* Task item
Go through the material and return every line that contains the string "title".
*** Block opens ***
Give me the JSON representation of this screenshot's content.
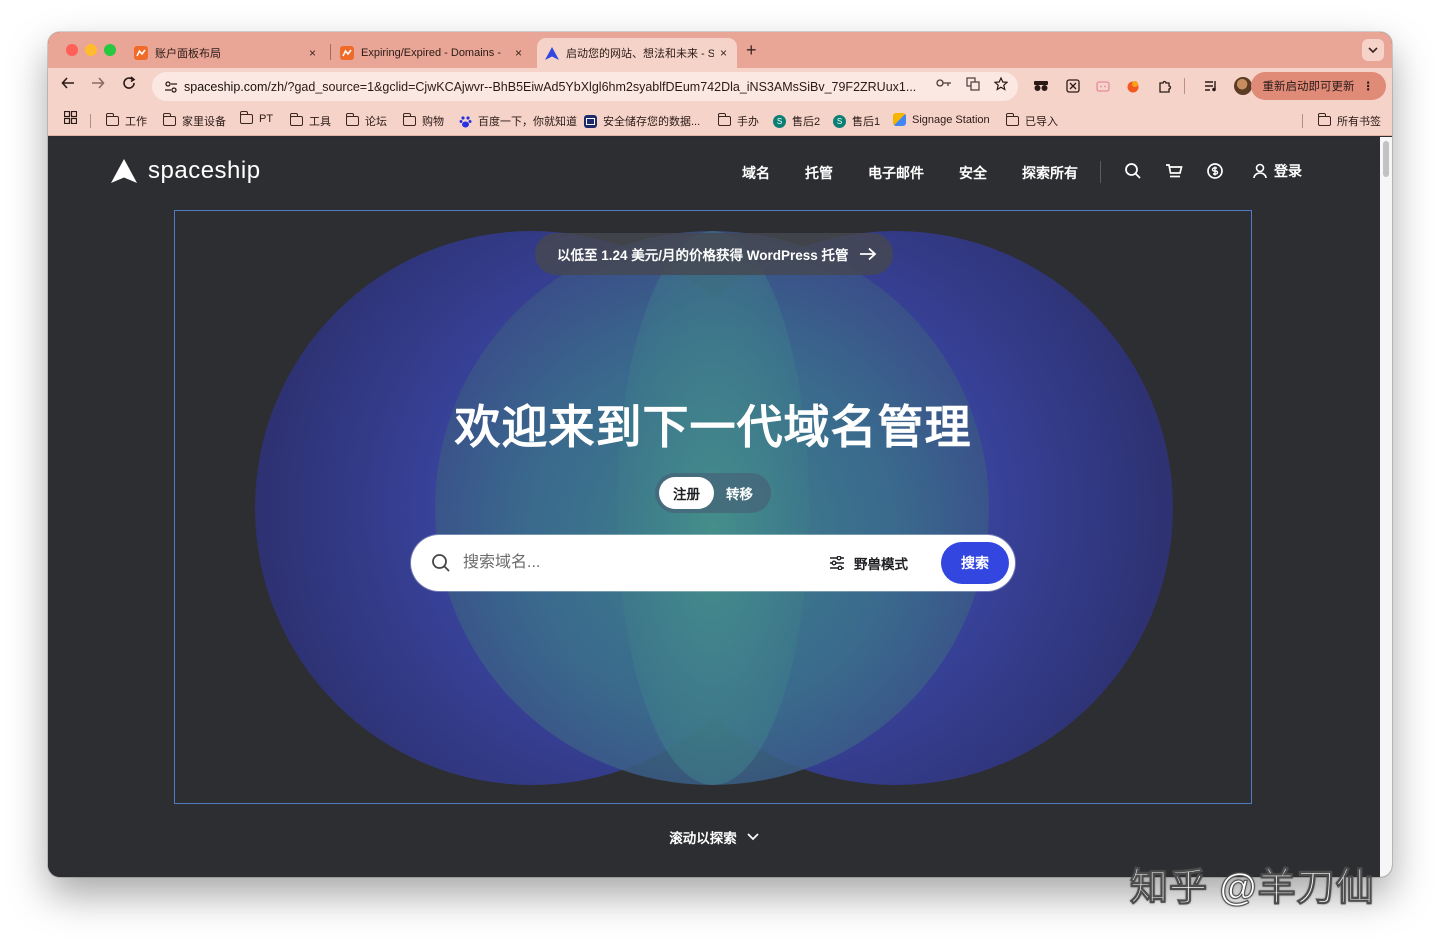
{
  "browser": {
    "tabs": [
      {
        "title": "账户面板布局",
        "close": "×"
      },
      {
        "title": "Expiring/Expired - Domains -",
        "close": "×"
      },
      {
        "title": "启动您的网站、想法和未来 - S",
        "close": "×",
        "active": true
      }
    ],
    "new_tab": "+",
    "url_host": "spaceship.com",
    "url_rest": "/zh/?gad_source=1&gclid=CjwKCAjwvr--BhB5EiwAd5YbXlgl6hm2syablfDEum742Dla_iNS3AMsSiBv_79F2ZRUux1...",
    "relaunch_label": "重新启动即可更新",
    "bookmarks": [
      {
        "label": "工作",
        "type": "folder"
      },
      {
        "label": "家里设备",
        "type": "folder"
      },
      {
        "label": "PT",
        "type": "folder"
      },
      {
        "label": "工具",
        "type": "folder"
      },
      {
        "label": "论坛",
        "type": "folder"
      },
      {
        "label": "购物",
        "type": "folder"
      },
      {
        "label": "百度一下，你就知道",
        "type": "link",
        "icon": "baidu-icon"
      },
      {
        "label": "安全储存您的数据...",
        "type": "link",
        "icon": "storage-icon"
      },
      {
        "label": "手办",
        "type": "folder"
      },
      {
        "label": "售后2",
        "type": "link",
        "icon": "sharepoint-icon"
      },
      {
        "label": "售后1",
        "type": "link",
        "icon": "sharepoint-icon"
      },
      {
        "label": "Signage Station",
        "type": "link",
        "icon": "signage-icon"
      },
      {
        "label": "已导入",
        "type": "folder"
      }
    ],
    "all_bookmarks": "所有书签"
  },
  "site": {
    "logo_text": "spaceship",
    "nav": [
      "域名",
      "托管",
      "电子邮件",
      "安全",
      "探索所有"
    ],
    "login": "登录",
    "promo": "以低至 1.24 美元/月的价格获得 WordPress 托管",
    "headline": "欢迎来到下一代域名管理",
    "toggle": {
      "register": "注册",
      "transfer": "转移"
    },
    "search": {
      "placeholder": "搜索域名...",
      "beast_mode": "野兽模式",
      "button": "搜索"
    },
    "scroll_hint": "滚动以探索"
  },
  "watermark": "知乎 @羊刀仙",
  "colors": {
    "tab_strip": "#e9a595",
    "toolbar": "#f6d3c9",
    "page_bg": "#2d2e31",
    "accent_blue": "#3346e0",
    "hero_border": "#5379c2"
  }
}
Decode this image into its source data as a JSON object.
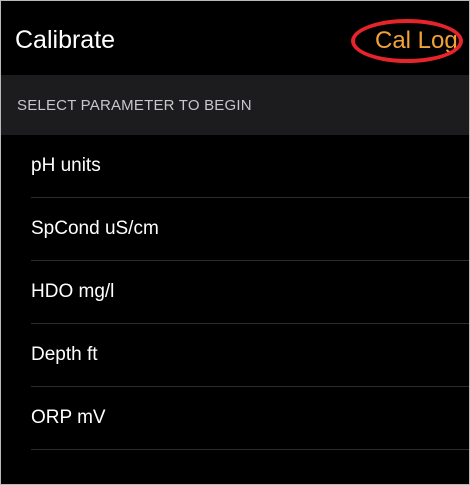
{
  "navbar": {
    "title": "Calibrate",
    "action_label": "Cal Log",
    "highlight_color": "#e8242b",
    "action_color": "#f2a238"
  },
  "section": {
    "header": "SELECT PARAMETER TO BEGIN"
  },
  "parameters": [
    {
      "label": "pH units"
    },
    {
      "label": "SpCond uS/cm"
    },
    {
      "label": "HDO mg/l"
    },
    {
      "label": "Depth ft"
    },
    {
      "label": "ORP mV"
    }
  ]
}
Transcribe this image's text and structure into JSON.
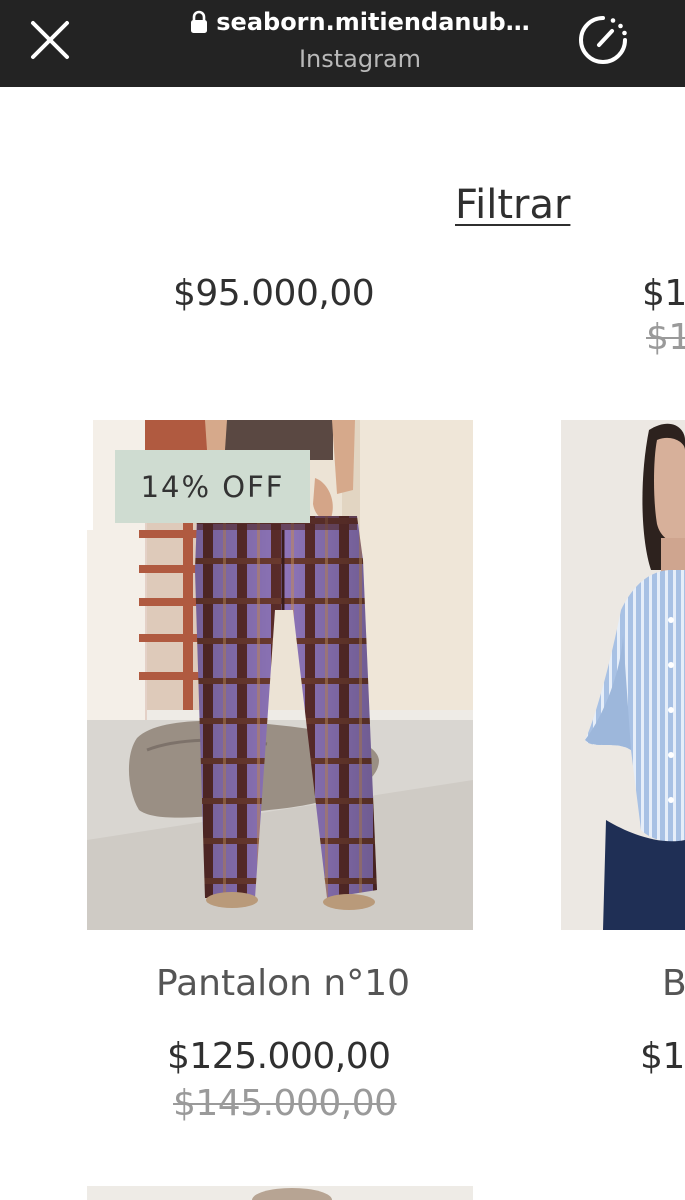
{
  "browser": {
    "url": "seaborn.mitiendanub…",
    "source": "Instagram"
  },
  "filter": {
    "label": "Filtrar"
  },
  "top_row": {
    "left_price": "$95.000,00",
    "right_price_partial": "$1",
    "right_old_price_partial": "$1"
  },
  "products": [
    {
      "badge": "14% OFF",
      "name": "Pantalon n°10",
      "price": "$125.000,00",
      "old_price": "$145.000,00"
    },
    {
      "name_partial": "B",
      "price_partial": "$1"
    }
  ],
  "colors": {
    "topbar": "#232323",
    "badge_bg": "#cfdcd1",
    "plaid_purple": "#8a6fb5",
    "plaid_brown": "#5b2a24"
  }
}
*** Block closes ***
* The answer
        "title": "账户面板布局",
        "title": "Expiring/Expired - Domains -",
        "title": "启动您的网站、想法和未来 - S",
    "title": "Calibrate",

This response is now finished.